Good book, but I lost my interest and ended up skimming the last half. It highlighted many problems people have with church, but those of us who already see these issues and love it anyways may find the book unengaging toward the end. This book convinced me to stick to nonfiction that has stood the test of time, because a fine test time has turned out to be.
My take: read it if you’re having doubts about organized religion.
I decided to revisit this ever so clever series to break from another book I was reading. Refreshing and witty, Sir Doyle continues to amaze me. The ending is sad, which is surprising the first time through. I read the collected works in middle school, so all this is a repeat.
My take: so clever and cunning, with dashes of brilliance to take the edge off. Then he dies. (oops, spoiler alert!)
One of my favorite quotes is from an article by David Murray:

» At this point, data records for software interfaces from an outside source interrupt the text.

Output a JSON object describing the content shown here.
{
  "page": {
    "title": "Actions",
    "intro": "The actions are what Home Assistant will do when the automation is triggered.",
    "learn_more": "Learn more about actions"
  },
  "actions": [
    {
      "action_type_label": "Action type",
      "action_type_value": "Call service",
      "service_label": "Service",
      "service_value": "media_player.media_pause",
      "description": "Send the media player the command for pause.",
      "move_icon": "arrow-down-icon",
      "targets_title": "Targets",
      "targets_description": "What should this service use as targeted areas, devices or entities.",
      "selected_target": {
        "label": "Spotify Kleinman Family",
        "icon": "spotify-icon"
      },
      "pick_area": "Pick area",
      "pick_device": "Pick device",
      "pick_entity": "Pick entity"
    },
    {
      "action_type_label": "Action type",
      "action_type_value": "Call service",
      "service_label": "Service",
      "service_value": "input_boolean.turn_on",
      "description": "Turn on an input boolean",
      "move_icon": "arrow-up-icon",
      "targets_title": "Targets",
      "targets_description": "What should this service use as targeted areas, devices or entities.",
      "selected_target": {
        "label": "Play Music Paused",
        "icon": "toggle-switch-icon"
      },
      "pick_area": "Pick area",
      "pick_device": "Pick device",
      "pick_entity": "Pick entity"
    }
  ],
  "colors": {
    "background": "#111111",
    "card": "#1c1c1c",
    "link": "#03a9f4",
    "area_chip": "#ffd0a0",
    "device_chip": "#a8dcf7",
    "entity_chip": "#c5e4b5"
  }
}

Here’s a test: Spend one day surfing the Internet and spend another roaming your neighborhood. See how many good dinner table stories you have after each. There won’t be a contest.

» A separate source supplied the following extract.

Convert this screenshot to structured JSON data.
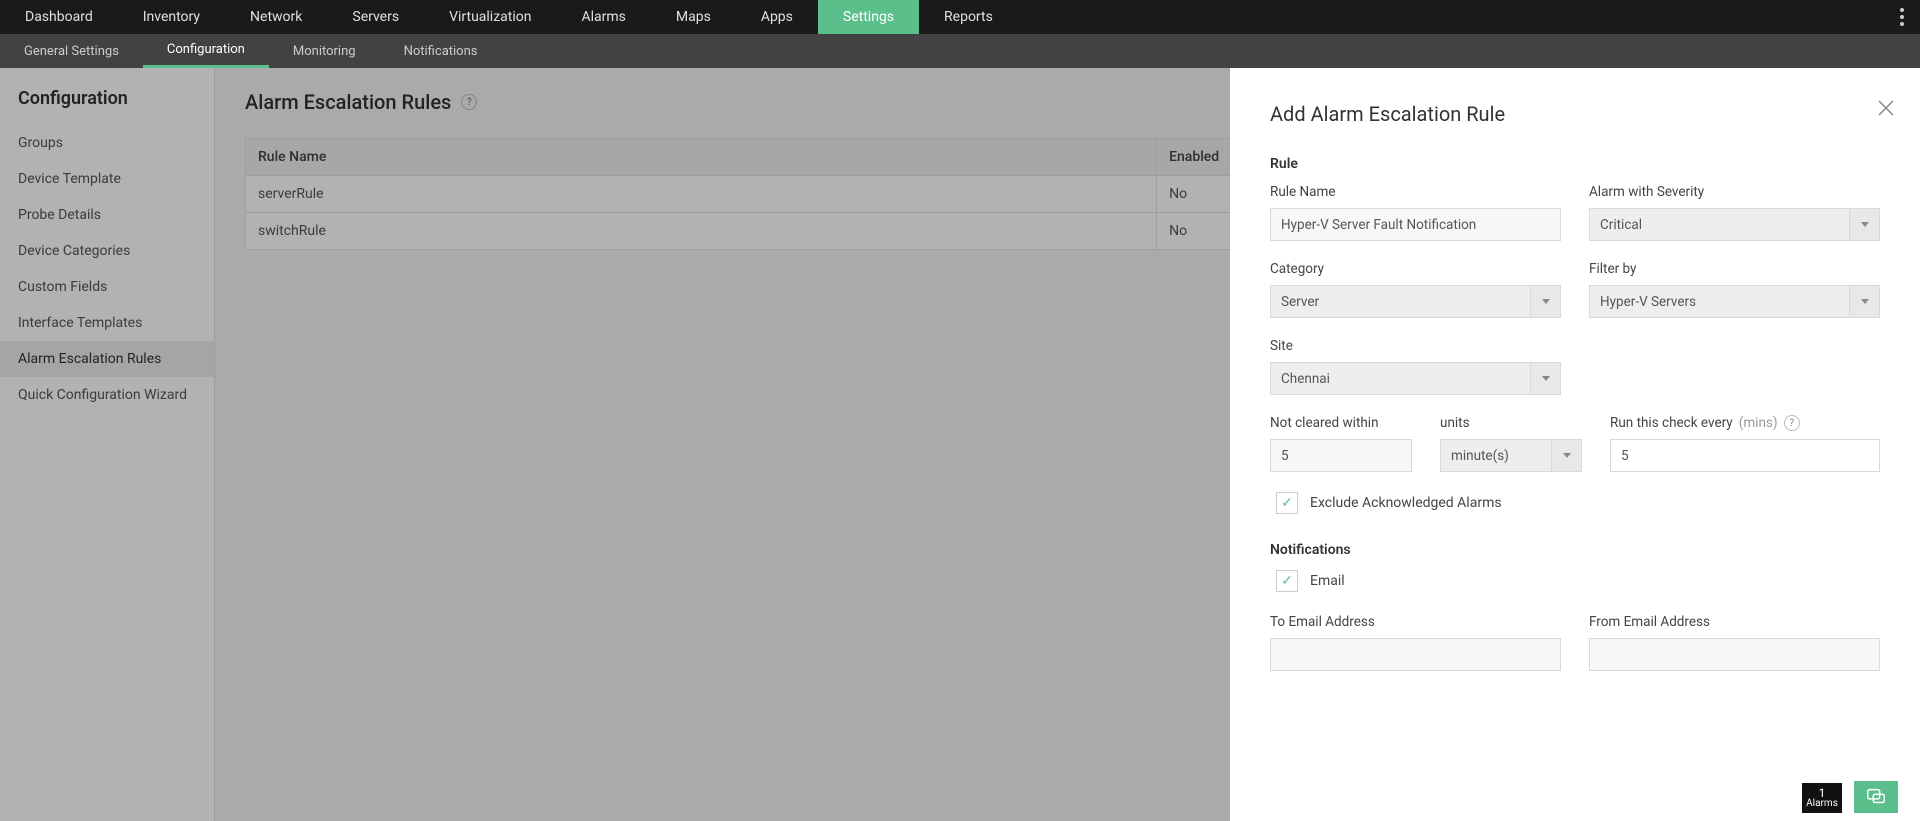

Yesterday I walked to the Convention Center. In that one half hour…
- I saw Tom hitting up Abraham for a job shoveling his walk.
- I chatted with Tom as we headed down 11th. He told me all about the places he goes to shovel, what folks give him for it, how he gets new clients, etc. He’s a very talkative fellow.
- I walked past a drug deal in progress. One guy says “why don’t I just buy from him?” “It’ll be 20 minutes, just wait.” I kept walking.
- A man asked me for money.
- Another guy, who was likely mentally hindered in some way, walked across Franklin with oncoming traffic. They stopped and honked, while he talked to himself about how people need to be aware of where they’re driving.
- A woman was walking her dog, talking to it in a really high pitched voice. She went down about 3 octaves to say hi to me.
- A business man glanced at me, and walked on.